Where does the string "sample" appear in the material? Copy each line that holds it.

↓↓↓

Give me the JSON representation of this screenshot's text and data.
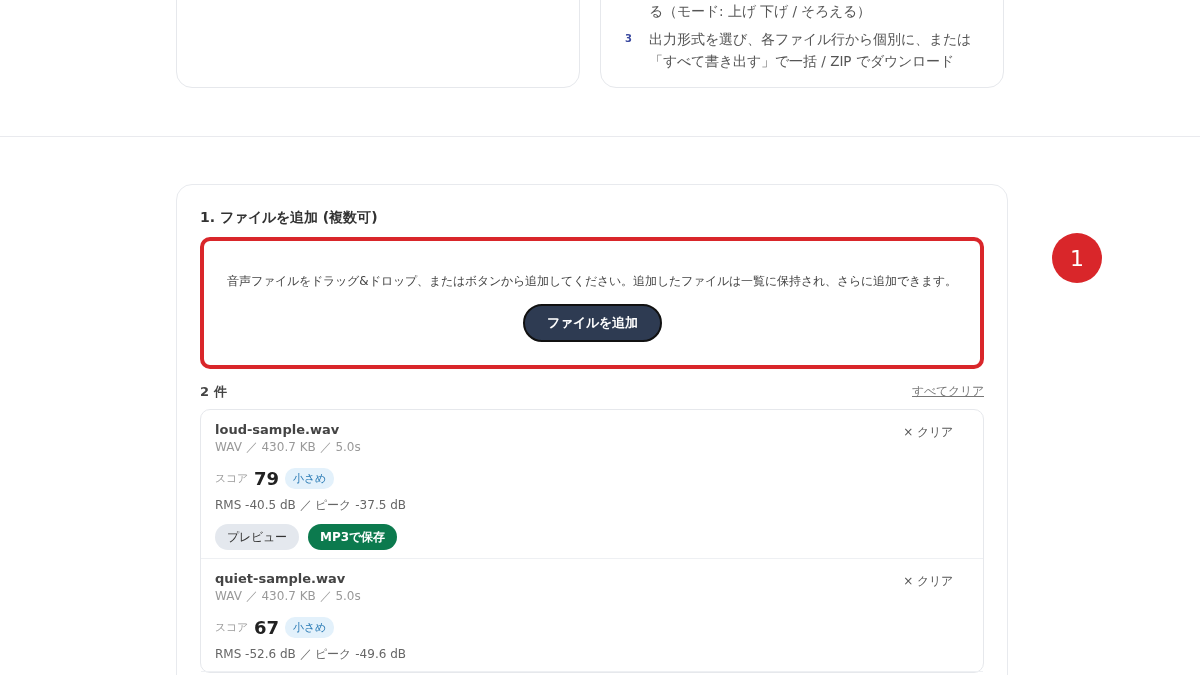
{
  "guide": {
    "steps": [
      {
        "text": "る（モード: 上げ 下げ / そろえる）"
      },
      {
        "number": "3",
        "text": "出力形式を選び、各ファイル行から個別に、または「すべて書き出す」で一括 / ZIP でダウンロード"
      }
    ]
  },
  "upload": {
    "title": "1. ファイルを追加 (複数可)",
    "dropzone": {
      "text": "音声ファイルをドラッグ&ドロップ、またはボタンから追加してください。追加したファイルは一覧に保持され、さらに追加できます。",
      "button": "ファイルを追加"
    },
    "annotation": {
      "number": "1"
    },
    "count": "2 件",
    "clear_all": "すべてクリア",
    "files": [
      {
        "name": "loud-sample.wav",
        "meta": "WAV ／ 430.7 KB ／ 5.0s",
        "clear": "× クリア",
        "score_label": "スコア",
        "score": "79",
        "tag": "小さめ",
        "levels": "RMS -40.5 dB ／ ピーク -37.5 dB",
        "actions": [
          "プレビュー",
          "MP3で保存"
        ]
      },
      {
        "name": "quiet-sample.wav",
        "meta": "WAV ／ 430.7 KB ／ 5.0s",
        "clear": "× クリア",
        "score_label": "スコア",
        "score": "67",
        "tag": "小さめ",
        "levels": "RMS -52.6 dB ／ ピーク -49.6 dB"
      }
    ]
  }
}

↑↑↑
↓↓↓

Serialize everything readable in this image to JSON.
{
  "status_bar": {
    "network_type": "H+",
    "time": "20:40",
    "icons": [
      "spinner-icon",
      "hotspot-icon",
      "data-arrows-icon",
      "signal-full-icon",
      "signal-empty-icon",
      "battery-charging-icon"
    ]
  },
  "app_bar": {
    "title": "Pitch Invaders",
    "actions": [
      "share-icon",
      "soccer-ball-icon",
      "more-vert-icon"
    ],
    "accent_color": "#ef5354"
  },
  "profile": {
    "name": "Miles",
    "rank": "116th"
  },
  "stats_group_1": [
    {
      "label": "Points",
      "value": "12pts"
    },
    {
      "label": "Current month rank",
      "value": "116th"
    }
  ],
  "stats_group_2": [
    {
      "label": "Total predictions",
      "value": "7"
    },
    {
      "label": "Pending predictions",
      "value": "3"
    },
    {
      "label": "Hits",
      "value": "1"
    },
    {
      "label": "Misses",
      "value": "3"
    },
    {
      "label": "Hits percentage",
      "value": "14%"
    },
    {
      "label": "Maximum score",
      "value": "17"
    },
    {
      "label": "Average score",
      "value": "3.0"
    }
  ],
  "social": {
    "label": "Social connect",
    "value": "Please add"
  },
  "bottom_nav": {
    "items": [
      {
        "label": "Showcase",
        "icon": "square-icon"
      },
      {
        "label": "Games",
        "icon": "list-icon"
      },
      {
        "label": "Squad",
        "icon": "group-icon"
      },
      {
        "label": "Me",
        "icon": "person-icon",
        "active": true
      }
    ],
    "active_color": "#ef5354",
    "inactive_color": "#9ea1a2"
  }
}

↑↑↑
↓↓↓

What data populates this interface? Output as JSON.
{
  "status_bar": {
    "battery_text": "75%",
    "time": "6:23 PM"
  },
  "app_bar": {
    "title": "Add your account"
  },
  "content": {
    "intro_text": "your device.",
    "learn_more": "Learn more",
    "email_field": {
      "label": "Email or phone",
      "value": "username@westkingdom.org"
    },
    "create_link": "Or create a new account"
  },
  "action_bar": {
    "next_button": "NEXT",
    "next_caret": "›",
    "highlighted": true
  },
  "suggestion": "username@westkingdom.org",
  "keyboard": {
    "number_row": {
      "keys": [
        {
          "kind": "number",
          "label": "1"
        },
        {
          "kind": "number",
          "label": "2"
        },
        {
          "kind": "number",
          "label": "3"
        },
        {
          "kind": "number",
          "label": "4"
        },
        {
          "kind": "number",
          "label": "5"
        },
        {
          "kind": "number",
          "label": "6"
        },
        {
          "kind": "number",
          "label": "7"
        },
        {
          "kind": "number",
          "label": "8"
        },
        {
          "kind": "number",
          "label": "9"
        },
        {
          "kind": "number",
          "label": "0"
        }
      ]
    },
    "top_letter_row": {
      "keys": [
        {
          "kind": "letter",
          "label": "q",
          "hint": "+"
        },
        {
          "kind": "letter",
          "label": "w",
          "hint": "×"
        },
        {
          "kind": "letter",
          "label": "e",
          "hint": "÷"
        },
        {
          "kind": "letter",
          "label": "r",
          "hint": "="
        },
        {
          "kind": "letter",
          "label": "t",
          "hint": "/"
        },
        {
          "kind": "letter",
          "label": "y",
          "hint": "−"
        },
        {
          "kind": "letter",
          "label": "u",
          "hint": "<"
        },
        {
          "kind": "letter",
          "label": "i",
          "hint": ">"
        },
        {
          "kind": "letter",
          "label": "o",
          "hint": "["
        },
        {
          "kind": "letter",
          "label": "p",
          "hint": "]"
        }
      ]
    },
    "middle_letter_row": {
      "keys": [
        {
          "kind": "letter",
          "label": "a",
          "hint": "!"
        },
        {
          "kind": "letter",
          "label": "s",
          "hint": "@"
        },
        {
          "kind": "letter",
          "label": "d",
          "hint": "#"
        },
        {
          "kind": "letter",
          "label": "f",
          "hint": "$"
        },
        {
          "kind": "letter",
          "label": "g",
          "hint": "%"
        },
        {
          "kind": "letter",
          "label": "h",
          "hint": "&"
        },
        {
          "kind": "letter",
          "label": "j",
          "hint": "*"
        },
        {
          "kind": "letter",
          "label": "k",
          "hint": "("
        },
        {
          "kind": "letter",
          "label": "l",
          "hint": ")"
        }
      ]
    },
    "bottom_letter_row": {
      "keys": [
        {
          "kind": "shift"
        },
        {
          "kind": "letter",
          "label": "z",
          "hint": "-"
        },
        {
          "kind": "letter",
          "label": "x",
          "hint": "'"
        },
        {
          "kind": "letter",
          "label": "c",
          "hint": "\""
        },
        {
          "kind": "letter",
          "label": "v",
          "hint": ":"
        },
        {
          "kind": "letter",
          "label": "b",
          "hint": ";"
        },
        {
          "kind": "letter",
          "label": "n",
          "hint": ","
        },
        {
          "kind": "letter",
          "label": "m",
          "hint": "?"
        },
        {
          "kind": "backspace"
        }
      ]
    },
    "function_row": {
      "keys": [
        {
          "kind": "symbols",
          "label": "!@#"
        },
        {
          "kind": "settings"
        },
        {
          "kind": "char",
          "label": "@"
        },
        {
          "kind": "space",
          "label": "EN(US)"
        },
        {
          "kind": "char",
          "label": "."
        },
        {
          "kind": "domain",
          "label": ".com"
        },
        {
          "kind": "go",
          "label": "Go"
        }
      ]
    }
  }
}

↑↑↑

_Answer space_
        "name": "loud-sample.wav",
        "name": "quiet-sample.wav",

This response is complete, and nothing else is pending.